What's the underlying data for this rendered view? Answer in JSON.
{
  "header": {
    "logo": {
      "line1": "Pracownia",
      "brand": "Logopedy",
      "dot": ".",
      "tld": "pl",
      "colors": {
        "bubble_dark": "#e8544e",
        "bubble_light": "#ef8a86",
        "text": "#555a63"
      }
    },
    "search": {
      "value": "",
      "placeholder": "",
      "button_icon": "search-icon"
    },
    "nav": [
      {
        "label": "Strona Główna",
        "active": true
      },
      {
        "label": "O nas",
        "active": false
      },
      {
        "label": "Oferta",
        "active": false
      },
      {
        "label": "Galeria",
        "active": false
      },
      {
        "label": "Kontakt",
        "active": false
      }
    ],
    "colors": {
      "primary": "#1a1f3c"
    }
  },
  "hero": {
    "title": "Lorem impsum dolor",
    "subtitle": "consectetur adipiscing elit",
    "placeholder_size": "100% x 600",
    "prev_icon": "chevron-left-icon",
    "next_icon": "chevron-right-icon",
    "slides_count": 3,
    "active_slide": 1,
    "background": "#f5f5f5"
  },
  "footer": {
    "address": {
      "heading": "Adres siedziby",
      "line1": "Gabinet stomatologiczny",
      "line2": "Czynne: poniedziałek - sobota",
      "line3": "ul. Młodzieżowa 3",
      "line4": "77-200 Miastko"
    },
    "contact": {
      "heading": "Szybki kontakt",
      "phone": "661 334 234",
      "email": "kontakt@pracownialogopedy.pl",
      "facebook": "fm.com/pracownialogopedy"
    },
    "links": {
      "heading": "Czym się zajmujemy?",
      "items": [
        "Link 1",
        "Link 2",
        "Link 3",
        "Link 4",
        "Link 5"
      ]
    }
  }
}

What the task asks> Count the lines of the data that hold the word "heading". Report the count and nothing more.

Answer to this problem> 3